Raising and Educating a Deaf Child

International experts answer your questions about the choices, controversies, and decisions faced by the parents and educators of deaf and hard-of-hearing children.

Question from Nana, Kansas City, KS

What is “early intervention” and can it really help a deaf child overcome barriers to learning and if so how much?

Question from Nana, Kansas City, KS. Posted May 12, 2009.
Response from Marc Marschark

Early intervention programs are often assumed to be for deaf children, but they are just as important to the families of young deaf children. For that reason, many of those programs are now referred to as parent-infant programs instead, but they are beneficial for grandparents, too! Such programs focus on language development, communication, social skills, and appropriate support for any residual hearing children might have, as well as testing and evaluation for hearing aids and cochlear implants.

Early interventionists provide parents (and grandparents) with strategies for enhancing their (grand)children’s development, including instruction in sign language, speech training, or both, depending on the particular program. They usually handle youngsters from birth until their entry into preschool. Like other preschool programs, early intervention programs for deaf children are intended to give them the skills necessary to succeed when they enter formal schooling, usually kindergarten. In the case of deaf children, they sometimes are divided into parent-infant/early intervention and preschool (academic) categories. Such programs are run by public school systems, state health and human services departments, schools for the deaf, and some private organizations. Many school systems also offer the opportunity of home-based early intervention and preschool education in which itinerant teachers work with parents, children, siblings, and other family members.

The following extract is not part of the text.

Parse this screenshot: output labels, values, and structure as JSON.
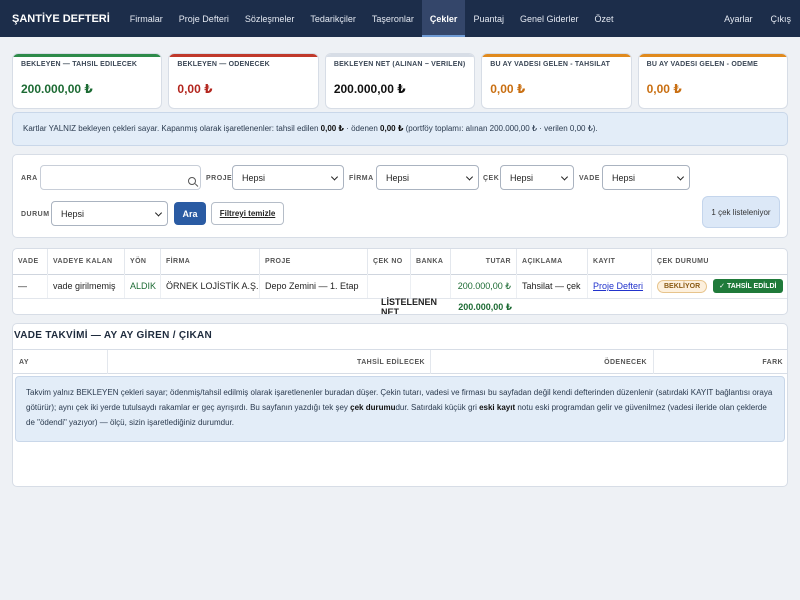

In general, deaf children who receive early intervention services have better academic, language, and social outcomes, at least early on. Long-term implications of early intervention (say in high school and beyond) to not appear to of been studied, but one would expect that advantages during the early school years would benefit the later school years.